Most players return to the clubhouse after being removed from a game. But without any prompting from his coaches, Acuna chose to soak in some more knowledge by staying in the dugout.
"He's an impressive kid," Snitker said. "There's a lot to like about him."
Acuna got a taste of the Grapefruit League when he was called over from Minor League camp to serve as an extra roster player in 13 games last year. But this marked the first time he played in a big league setting while being widely recognized as one of the game's top young players. He ranks No. 2 on MLB Pipeline's Top 100 Prospects list.
Situated in the third spot of the lineup, Acuna took two healthy cuts as he fouled the first two pitches he saw from Collin McHugh in the first inning. He swung and missed on the third offering from the Astros right-hander, and then he fouled a few more pitches before producing a weak grounder to the right side against David Paulino in the fourth.
Acuna proved to be more patient as he got ahead of left-hander Framber Valdez with a 2-0 count in the sixth inning. But after looking at a pair of strikes, he swung and missed on a fastball to conclude his debut.
"I think he has a lot of expectations riding on him, and I think coming into this year, he's trying a little too much, but he'll settle in and just trust his skill because it's through the roof," Braves pitching prospect Mike Soroka said. "He's got more skill than anybody I've ever seen play or played with. I think he wanted to do some damage right away. I don't think you can blame him for that.

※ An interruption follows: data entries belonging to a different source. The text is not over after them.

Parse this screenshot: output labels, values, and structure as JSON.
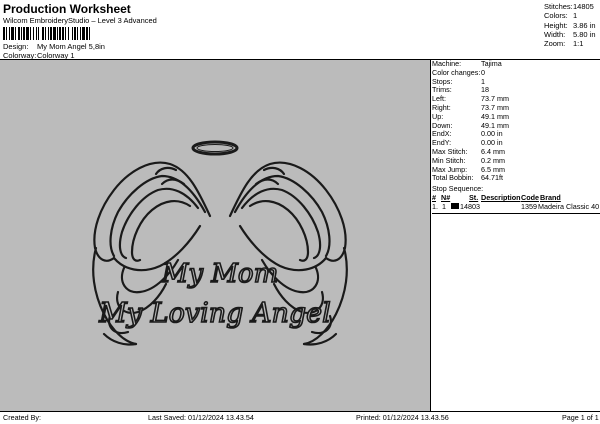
{
  "header": {
    "title": "Production Worksheet",
    "subtitle": "Wilcom EmbroideryStudio – Level 3 Advanced"
  },
  "summary": [
    {
      "label": "Stitches:",
      "value": "14805"
    },
    {
      "label": "Colors:",
      "value": "1"
    },
    {
      "label": "Height:",
      "value": "3.86 in"
    },
    {
      "label": "Width:",
      "value": "5.80 in"
    },
    {
      "label": "Zoom:",
      "value": "1:1"
    }
  ],
  "design": {
    "design_label": "Design:",
    "design_value": "My Mom Angel 5,8in",
    "colorway_label": "Colorway:",
    "colorway_value": "Colorway 1"
  },
  "preview": {
    "line1": "My Mom",
    "line2": "My Loving Angel"
  },
  "details": [
    {
      "label": "Machine:",
      "value": "Tajima"
    },
    {
      "label": "Color changes:",
      "value": "0"
    },
    {
      "label": "Stops:",
      "value": "1"
    },
    {
      "label": "Trims:",
      "value": "18"
    },
    {
      "label": "Left:",
      "value": "73.7 mm"
    },
    {
      "label": "Right:",
      "value": "73.7 mm"
    },
    {
      "label": "Up:",
      "value": "49.1 mm"
    },
    {
      "label": "Down:",
      "value": "49.1 mm"
    },
    {
      "label": "EndX:",
      "value": "0.00 in"
    },
    {
      "label": "EndY:",
      "value": "0.00 in"
    },
    {
      "label": "Max Stitch:",
      "value": "6.4 mm"
    },
    {
      "label": "Min Stitch:",
      "value": "0.2 mm"
    },
    {
      "label": "Max Jump:",
      "value": "6.5 mm"
    },
    {
      "label": "Total Bobbin:",
      "value": "64.71ft"
    }
  ],
  "stop_sequence": {
    "title": "Stop Sequence:",
    "headers": {
      "num": "#",
      "n": "N#",
      "st": "St.",
      "description": "Description",
      "code": "Code",
      "brand": "Brand"
    },
    "rows": [
      {
        "num": "1.",
        "n": "1",
        "swatch_color": "#000000",
        "st": "14803",
        "description": "",
        "code": "1359",
        "brand": "Madeira Classic 40"
      }
    ]
  },
  "footer": {
    "created_by": "Created By:",
    "last_saved": "Last Saved: 01/12/2024 13.43.54",
    "printed": "Printed: 01/12/2024 13.43.56",
    "page": "Page 1 of 1"
  }
}
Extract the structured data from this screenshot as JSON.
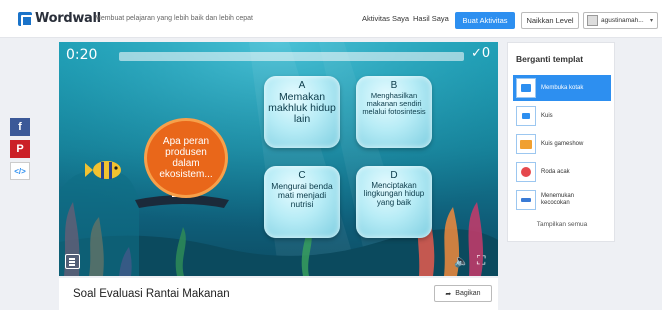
{
  "header": {
    "logo": "Wordwall",
    "tagline": "Membuat pelajaran yang lebih baik dan lebih cepat",
    "nav": [
      "Aktivitas Saya",
      "Hasil Saya"
    ],
    "create_label": "Buat Aktivitas",
    "upgrade_label": "Naikkan Level",
    "username": "agustinamah..."
  },
  "share_sidebar": [
    "f",
    "P",
    "</>"
  ],
  "game": {
    "timer": "0:20",
    "score": "✓0",
    "question": "Apa peran produsen dalam ekosistem...",
    "answers": [
      {
        "letter": "A",
        "text": "Memakan makhluk hidup lain"
      },
      {
        "letter": "B",
        "text": "Menghasilkan makanan sendiri melalui fotosintesis"
      },
      {
        "letter": "C",
        "text": "Mengurai benda mati menjadi nutrisi"
      },
      {
        "letter": "D",
        "text": "Menciptakan lingkungan hidup yang baik"
      }
    ]
  },
  "template_panel": {
    "title": "Berganti templat",
    "items": [
      {
        "label": "Membuka kotak",
        "icon": "open-box-icon",
        "active": true
      },
      {
        "label": "Kuis",
        "icon": "quiz-icon",
        "active": false
      },
      {
        "label": "Kuis gameshow",
        "icon": "gameshow-icon",
        "active": false
      },
      {
        "label": "Roda acak",
        "icon": "wheel-icon",
        "active": false
      },
      {
        "label": "Menemukan kecocokan",
        "icon": "match-icon",
        "active": false
      }
    ],
    "show_all": "Tampilkan semua"
  },
  "activity": {
    "title": "Soal Evaluasi Rantai Makanan",
    "share_label": "Bagikan"
  },
  "colors": {
    "accent": "#2d8ff0",
    "water": "#157e96",
    "bubble": "#e9671a"
  }
}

He's an aggressive hitter and more often than not, once he gets his rhythm, those swings and misses will turn into scorched baseballs."
Mark Bowman has covered the Braves for MLB.com since 2001.